The mayor should visit places of worship and “be seen to be positive about religion, [but] not necessarily to be the catalyst to bring people of different faiths together — I think there are more than enough very worthy initiatives that faith leaders are already engaged in”.
He himself was introduced to Christianity by a police colleague on a course. “He demolished the negative stereotype I had of Christian people as weak, weedy people who needed some sort of emotional crutch which I think a lot of non-believers ascribe to believers generally, not just Christians.
“I describe my religion as having a personal relationship with God. I think it is more important to respect the beliefs that other people have and to respect people who have no belief more than it is my responsibility to ‘convert’ people to believing what I believe in.”
But he does not believe that religious conservatives count against him the fact that he is gay — he has a long-term partner. “When people realise you are a decent person, that you are good at a job, they are prepared to overlook your sexuality if they have an issue with it,” he said.
In fact, he has found “particular resonances with the Jewish community. I understand what it is like to be in a maligned minority. I understand what it’s like to have lots of inaccuracies and lies based on prejudice told about you.
“I also know what it’s like and how unfair it is when people take sides in arguments that they should probably keep out of.
“I don’t know how much Jewish people would see a sort of common cause with gay people. The pink triangle — the symbol of the gay movement for years and years — has common origins with the yellow star in Nazi Germany. And I think there is a lot of common ground between Liberal people and Jewish people — this abil- ity to live your life the way you want to is an important principle.”
He said that he has felt more “at home” among Jewish audiences than among any other on the campaign. After a well-received address to the London Jewish Forum, he has addressed a Liberal Judaism meeting, visited the Brenner Community Centre in Stamford Hill and gone walkabout in Brent Cross.

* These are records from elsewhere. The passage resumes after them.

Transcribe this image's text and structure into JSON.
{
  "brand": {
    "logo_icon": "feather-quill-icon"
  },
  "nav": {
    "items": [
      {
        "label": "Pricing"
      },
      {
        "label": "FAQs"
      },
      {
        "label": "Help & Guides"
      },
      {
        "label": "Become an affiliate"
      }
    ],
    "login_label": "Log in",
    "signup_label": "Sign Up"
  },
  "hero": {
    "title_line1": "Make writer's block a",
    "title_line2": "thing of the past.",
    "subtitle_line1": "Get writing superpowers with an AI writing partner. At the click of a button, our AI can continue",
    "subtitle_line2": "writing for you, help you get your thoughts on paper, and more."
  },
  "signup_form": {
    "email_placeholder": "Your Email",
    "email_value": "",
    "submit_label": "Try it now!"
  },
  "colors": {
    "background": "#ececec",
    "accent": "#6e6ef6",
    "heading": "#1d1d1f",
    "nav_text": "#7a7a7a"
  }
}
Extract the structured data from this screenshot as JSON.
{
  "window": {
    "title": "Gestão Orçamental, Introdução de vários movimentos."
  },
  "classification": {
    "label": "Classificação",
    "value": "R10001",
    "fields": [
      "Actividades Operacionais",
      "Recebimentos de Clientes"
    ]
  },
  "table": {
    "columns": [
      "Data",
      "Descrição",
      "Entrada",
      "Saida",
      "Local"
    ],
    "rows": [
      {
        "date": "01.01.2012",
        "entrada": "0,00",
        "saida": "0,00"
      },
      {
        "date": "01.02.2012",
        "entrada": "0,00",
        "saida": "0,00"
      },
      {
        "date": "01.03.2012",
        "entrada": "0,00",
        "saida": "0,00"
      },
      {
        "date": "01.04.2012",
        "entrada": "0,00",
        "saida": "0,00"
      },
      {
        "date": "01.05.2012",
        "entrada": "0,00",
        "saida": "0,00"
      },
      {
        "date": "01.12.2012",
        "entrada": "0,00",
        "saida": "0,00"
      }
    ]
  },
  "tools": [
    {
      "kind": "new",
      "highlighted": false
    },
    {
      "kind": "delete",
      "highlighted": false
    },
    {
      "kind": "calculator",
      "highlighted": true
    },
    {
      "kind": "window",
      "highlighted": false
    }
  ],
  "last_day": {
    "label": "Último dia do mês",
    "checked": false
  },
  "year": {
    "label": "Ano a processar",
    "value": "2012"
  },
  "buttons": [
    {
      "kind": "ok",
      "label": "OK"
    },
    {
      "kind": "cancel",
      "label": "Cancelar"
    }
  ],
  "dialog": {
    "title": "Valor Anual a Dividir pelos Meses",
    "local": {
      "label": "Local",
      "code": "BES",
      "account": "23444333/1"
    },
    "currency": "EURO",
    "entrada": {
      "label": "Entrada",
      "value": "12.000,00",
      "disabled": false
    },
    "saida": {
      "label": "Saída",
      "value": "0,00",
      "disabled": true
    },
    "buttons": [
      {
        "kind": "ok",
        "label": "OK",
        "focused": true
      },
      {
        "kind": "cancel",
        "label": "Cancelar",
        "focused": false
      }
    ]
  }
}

While Jewish voters express pretty much the same interests as everyone else, he is well aware that some have a particular issue with the current mayor. “I think there are a lot of Jewish people, from the small sample I’ve spoken to, who don’t believe they can vote for Ken Livingstone any more because of the perception he has given that he is, at least, anti-Israel, if not antisemitic,” he said.
One Jewish ex-supporter of Ken Livingstone had written to him to say that he could not bring himself to vote Conservative. “Therefore, for completely negative reasons, he was going to vote for me because he couldn’t vote for the other two. I phoned him and said, hopefully I will be able to give you some positive reasons to vote for me.”
A s f o r J e wi s h donors to the campaign, he reveals only that he had “lunch with a wealthy Jewish gentleman who used to own a number of houses in Highgate who is very positive about supporting me and hoping to persuade other wealthy Jewish people to join in — but I’ll let him ‘out’ himself, as and when he feels it is the right time to do it.”
In order to keep the BNP out of City Hall, he echoes the appeal of the Board of Deputies and others for as many Londoners as possible to vote for any mainstream party in elections for the London Assembly.
But he added: “The most worrying development so far is the BNP announcement urging their supporters to vote for Boris Johnson second preference. What is it that they see in Boris Johnson that makes them support him?”
The 50-year-old Liberal Democrat, who has a degree in philosophy, politics and economics from Oxford University, a diploma in criminology from Cambridge, and a Master’s in business administration from Warwick Business School, has now just under three weeks left to overtake the frontrunners in his City Hall bid.
But if he fails, then he may well be making that first trip to Israel next year.
Community visit: Brian Paddick at the Brenner Community Centre in Stamford Hill recently